Eating carbs can be a good way to give your body fuel the day before (or a few hours before) a run. Half an hour to an hour before, a light, sugar-rich snack like fruit can be great to give you a little boost. Salts, fats and proteins should be incorporated into every meal to ensure your body's functionality, with protein being the most important for the growth and repair of muscles and other tissues!
Water is the best fuel and should be drunk in volume. Sports drinks and other liquids like coffee should be taken in moderation, as small amounts can be helpful for performance, but overall, the negatives outweigh the benefits.
While we encourage you to run often, listening to your body is a top priority. While a good warm-up and cool-down routine (paired with a good, protein-rich diet) will help prevent injury and damage, taking care of your body is key to staying fit and healthy.
To allow injuries to heal, skipping a session or choosing a less strenuous route is a good choice. You could even work out in a different way that doesn't target the area giving you pain.
Self-massage or professional massage/physiotherapy is always worth considering if you need to rehab something. Your body is an amazing machine but not infallible. It talks to you constantly. All you need to do is listen!
One thing that often gets to runners and poisons their well is boredom. As you get fitter, longer runs will manifest themselves, and sometimes, boredom can cause you to lose interest in what you're doing, plateau, and sometimes give up altogether.
That's why it’s important to find your flow state. When your brain takes a break, you can relax, enjoy your run, and let your body do the work. So whether that's listening to motivational music, podcasts, or just daydreaming about something else, finding your zen place where you can just enjoy what you're doing is one of the most essential things to discover. And everyone is different!
While trail running will be super enjoyable, it'll also take its toll. Mentally and physically, you'll be pushed (maybe to breaking point!). Not realising how tough it's going to be is what quashes many trail runners' aspirations. But improvement is the most important – and enjoyable – part of the whole thing.
Embracing the pain, fatigue, and difficulty is a vital step in this whole process.
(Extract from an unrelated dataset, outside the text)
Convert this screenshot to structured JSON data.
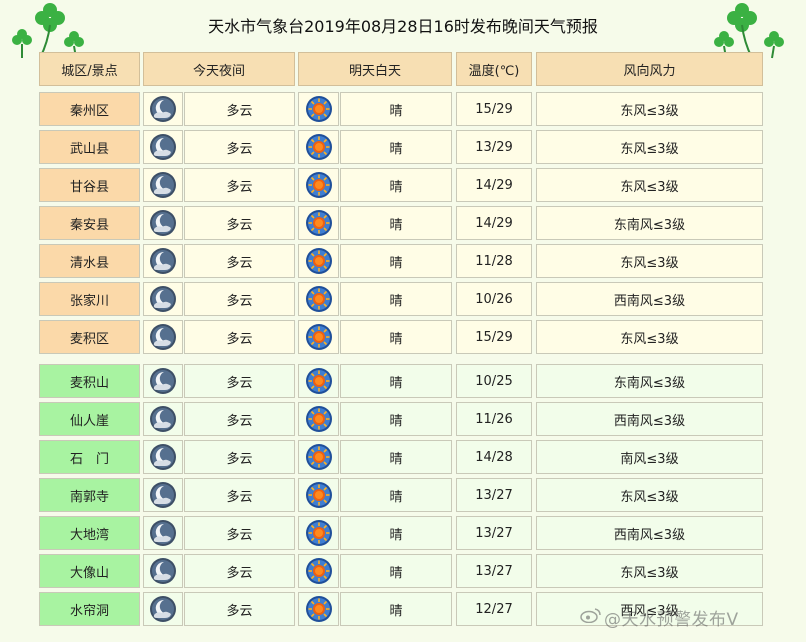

So don't dread it – enjoy it! The fact that you can push yourself to failure is an amazing thing. In a few weeks, you'll come back and run further on that trail, beat that time, or summit that mountain!
Whatever your level, you can always improve, which should be your aim. So, embrace the pain in your body and soul, and push through, revelling in the strength of your will and persistence.
Is trail running better for my Joint health compared to road running?
Trail running provides a softer and more forgiving surface than road running, which can be easier on your joints. The uneven terrain can help to build stronger leg muscles and improve balance, which may help to reduce the risk of injury over time.
How should I deal with encounters with wildlife while trail running?
If you encounter wildlife during your run, keep a safe distance, make yourself known with your voice, and don't approach or attempt to feed them. If approaching an aggressive animal, back away slowly without turning your back and avoid sudden movements.
How do I choose the best trail for my skill level?
Start by identifying trails that match your current fitness and skill level. Use apps like AllTrails or local trail guides to explore trails with different difficulty ratings, elevation profiles, and technical features. Begin with easier trails and gradually increase the difficulty as your skill and confidence progress.
Trail running is a strange sport, but its popularity is ever-growing. And hopefully, by now, you’re feeling a little more confident about starting and continuing this hobby. Whether you live in the Austrian Alps or the British Midlands, there are always trails to be discovered and beautiful scenes to feast upon.
Just remember appropriate footwear, good fuel, and good vibes. The rest is between you and the trail. Now get out there and start running!